>>>

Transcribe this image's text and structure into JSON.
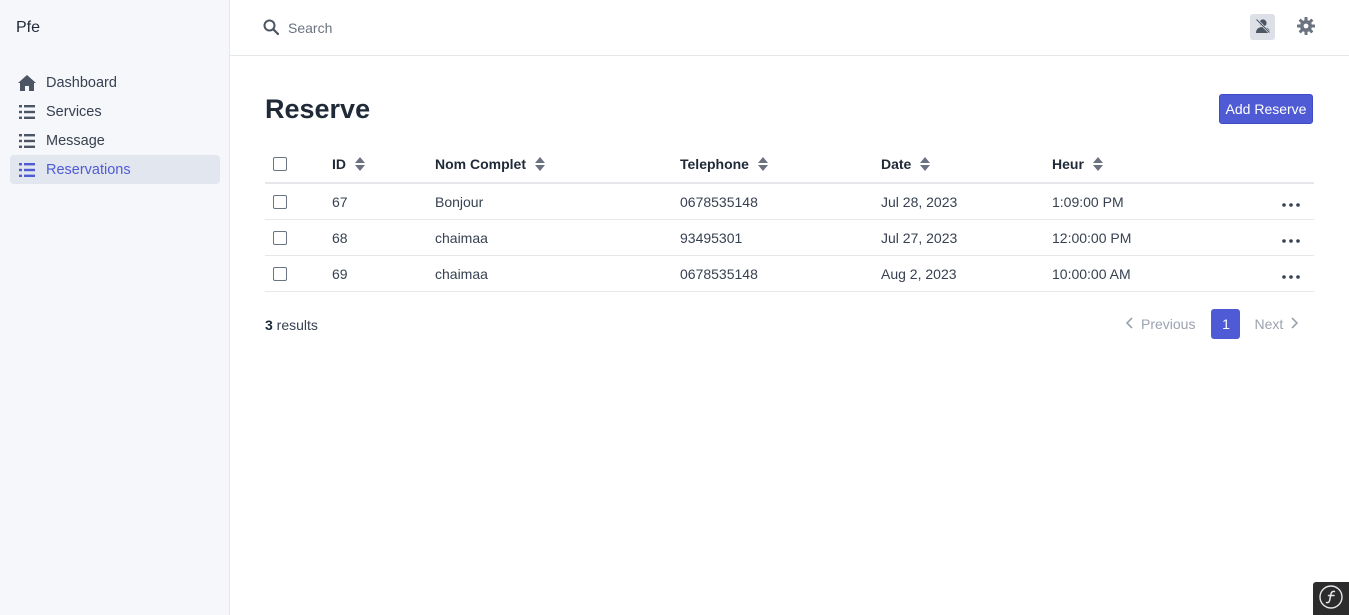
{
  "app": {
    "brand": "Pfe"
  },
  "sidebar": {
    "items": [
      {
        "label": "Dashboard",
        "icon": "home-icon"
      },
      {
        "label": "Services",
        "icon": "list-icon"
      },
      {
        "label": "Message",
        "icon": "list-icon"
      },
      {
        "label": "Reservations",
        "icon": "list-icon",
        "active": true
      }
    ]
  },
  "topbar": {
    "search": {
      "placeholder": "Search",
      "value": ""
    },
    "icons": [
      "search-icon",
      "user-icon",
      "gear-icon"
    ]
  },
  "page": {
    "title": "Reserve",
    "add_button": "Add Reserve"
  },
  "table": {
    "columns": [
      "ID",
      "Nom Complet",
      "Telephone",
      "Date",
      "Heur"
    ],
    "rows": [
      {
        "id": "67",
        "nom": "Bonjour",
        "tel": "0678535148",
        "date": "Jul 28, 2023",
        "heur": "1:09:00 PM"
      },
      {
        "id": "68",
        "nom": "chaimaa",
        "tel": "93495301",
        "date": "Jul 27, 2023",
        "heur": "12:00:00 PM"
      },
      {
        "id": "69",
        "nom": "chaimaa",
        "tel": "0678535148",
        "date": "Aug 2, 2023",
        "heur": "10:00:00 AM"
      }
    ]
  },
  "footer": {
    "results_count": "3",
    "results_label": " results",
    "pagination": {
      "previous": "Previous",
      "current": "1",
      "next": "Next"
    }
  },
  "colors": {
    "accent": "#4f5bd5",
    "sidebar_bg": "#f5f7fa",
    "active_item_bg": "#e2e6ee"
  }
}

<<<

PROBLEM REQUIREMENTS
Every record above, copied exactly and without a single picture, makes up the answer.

ANSWER SPACE
Transcribe this image's text and structure into JSON.
{
  "app": {
    "brand": "Pfe"
  },
  "sidebar": {
    "items": [
      {
        "label": "Dashboard",
        "icon": "home-icon"
      },
      {
        "label": "Services",
        "icon": "list-icon"
      },
      {
        "label": "Message",
        "icon": "list-icon"
      },
      {
        "label": "Reservations",
        "icon": "list-icon",
        "active": true
      }
    ]
  },
  "topbar": {
    "search": {
      "placeholder": "Search",
      "value": ""
    },
    "icons": [
      "search-icon",
      "user-icon",
      "gear-icon"
    ]
  },
  "page": {
    "title": "Reserve",
    "add_button": "Add Reserve"
  },
  "table": {
    "columns": [
      "ID",
      "Nom Complet",
      "Telephone",
      "Date",
      "Heur"
    ],
    "rows": [
      {
        "id": "67",
        "nom": "Bonjour",
        "tel": "0678535148",
        "date": "Jul 28, 2023",
        "heur": "1:09:00 PM"
      },
      {
        "id": "68",
        "nom": "chaimaa",
        "tel": "93495301",
        "date": "Jul 27, 2023",
        "heur": "12:00:00 PM"
      },
      {
        "id": "69",
        "nom": "chaimaa",
        "tel": "0678535148",
        "date": "Aug 2, 2023",
        "heur": "10:00:00 AM"
      }
    ]
  },
  "footer": {
    "results_count": "3",
    "results_label": " results",
    "pagination": {
      "previous": "Previous",
      "current": "1",
      "next": "Next"
    }
  },
  "colors": {
    "accent": "#4f5bd5",
    "sidebar_bg": "#f5f7fa",
    "active_item_bg": "#e2e6ee"
  }
}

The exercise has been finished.